Photo: Doug Eisengrein
If anyone has succeeded in putting a dent in the old-school Pro Tools/Avid sound and film software stronghold, it would be Apple. Way back in the Neanderthal days of Mac OS 6 (if you can remember that far back), the company unveiled the first version of QuickTime, which among other things introduced the playback of digital video on the Mac and later on PCs as well. Almost a decade later came Final Cut (now dubbed Final Cut Studio and the lighter weight Final Cut Express), which revolutionized digital video editing and postproduction. While those facts may be fascinating for filmmakers, what if you are not the next Quentin Tarantino or Spike Lee, but a music producer who needs full-scale multitrack audio capabilities and also wants to spread your wings into film? Once again, Apple can fit the bill with Logic Studio ($499, including Logic Pro 8; www.apple.com/logicstudio). Take a look inside the Silicon Valley stalwart's top-billing DAW to see what it has in store for you budding score composers.
New for Logic Pro 8, when you use the New command to launch a project, a wide selection of predefined templates is presented from which to choose. One of those, found in the Produce tab, is “Music for Picture.” That template includes, among other things, multiple audio tracks and a track ready for importing video. You can open any QuickTime movie, and it will appear in the Video track along the timeline in the Arrange screen, frame-by-frame, as well as in a standard QuickTime Movie pop-up. This window conveniently sets the volume linked with the loaded movie to silent, in the assumption that you will be scoring the movie yourself and thus not need the audio that is currently tied to that video clip.
As you might imagine, all QuickTime and Logic transport functions are linked; if you move the playhead position in Logic, the movie in the pop-up follows along, and vice versa if you use the slider or buttons in the QuickTime player to rewind or fast-forward. Though only one movie can be opened in a single project at a time (the Video track is global), you can reopen the QuickTime player as many times as you need — a convenient feature if you use multiple Logic screensets. If you are used to using markers to easily find locations in Logic arrangements, you will appreciate this: You can use Logic's scene markers to notate important movie events such as scene cuts. These are SMPTE-locked, which means you can create any tempo changes you like, and these will remain fixed at the absolute time position in the song. As a bonus, you can transform regular timeline markers into scene markers and vice versa. But be careful — if you delete a movie from a project, the scene markers disappear with the movie.

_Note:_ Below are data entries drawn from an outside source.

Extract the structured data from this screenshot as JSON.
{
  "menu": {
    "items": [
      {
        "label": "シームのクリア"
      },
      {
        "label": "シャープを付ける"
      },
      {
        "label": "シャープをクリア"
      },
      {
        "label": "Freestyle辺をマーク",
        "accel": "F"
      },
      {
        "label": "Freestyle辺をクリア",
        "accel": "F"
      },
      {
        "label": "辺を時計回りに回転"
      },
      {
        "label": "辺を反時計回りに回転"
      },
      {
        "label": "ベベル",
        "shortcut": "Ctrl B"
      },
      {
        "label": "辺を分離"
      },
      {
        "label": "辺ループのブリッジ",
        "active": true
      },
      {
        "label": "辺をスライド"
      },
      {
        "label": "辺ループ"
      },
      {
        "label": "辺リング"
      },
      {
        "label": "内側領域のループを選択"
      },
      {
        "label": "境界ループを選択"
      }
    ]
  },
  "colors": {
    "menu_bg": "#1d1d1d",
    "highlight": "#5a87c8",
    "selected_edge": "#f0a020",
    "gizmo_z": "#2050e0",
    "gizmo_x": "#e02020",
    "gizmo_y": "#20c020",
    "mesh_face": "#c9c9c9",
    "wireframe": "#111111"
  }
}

Although you will need another program such as Final Cut Studio/Express or iMovie to accomplish any video-editing tasks (Logic doesn't edit video yet — hint, hint Apple), you can view the video all the way down to accurately placed single frames (all viewable frames are aligned left, with the last frame being the single exception — it is aligned right). This feature is certain to come in handy when interaction between the video and your audio material needs to be perfectly in sync.
If you want to use all or just part of the audio tracks that are already linked to a movie in your arrangement, you have two options: You can import any selection of audio (if there is more than one track) into the Audio Bin and then drag it into the Arrange screen precisely where you'd like, or you can select any available audio track and with a single function, import the audio into the Bin to place it on that track. All imported audio tracks are converted into standard AIFF files. That is great if you want to boost/cut volume, run the tracks through Logic's or other available Audio Units effect plug-ins, create fade-ins and fade-outs, or anything else that your film-scoring heart desires. Another cool use for that is the inherent ability to cleanly pull sample material from movies without having to re-record, which compromises fidelity.
Of course, the main point is to arrange your own scores for movies, and it is just as easy to export your arrangements into a QuickTime movie (essentially overwriting the original soundtrack). When you choose Options > Movie > Export Audio to Movie, you are presented with a Sound Settings pop-up that allows you to choose Format, Channels, Sample Rate and other critical settings. In Linear PCM Format, 5.1 Surround is an option (you must first set the output of individual tracks to surround in their respective mixer channel strips). Afterward, you are prompted to save the movie somewhere on your computer, which means you don't have to worry about backing up your original videos before beginning work on your new score — though I always advocate the practice of offline backups of anything you are working on, just to be safe. That could be a backup removable hard disk, FTP site or anything else that gets the job done. A few basic tips can be found on backing up your crucial data in the May 2007 Phantom Power, titled “Hyper Drives” (http://remixmag.com/production/tips_techniques/remix_hyper_drives).
There are more things to learn about with video scoring in Logic 8, such as the choice of outputting your finished videos to a QuickTime window, a connected DV or DVCProHD device or a dedicated AGP graphics display, as well as outputting the audio to various locations. If you are a Logic 8 user, there has never been a better time to create your first YouTube movies, music videos or to think about getting serious with film scoring.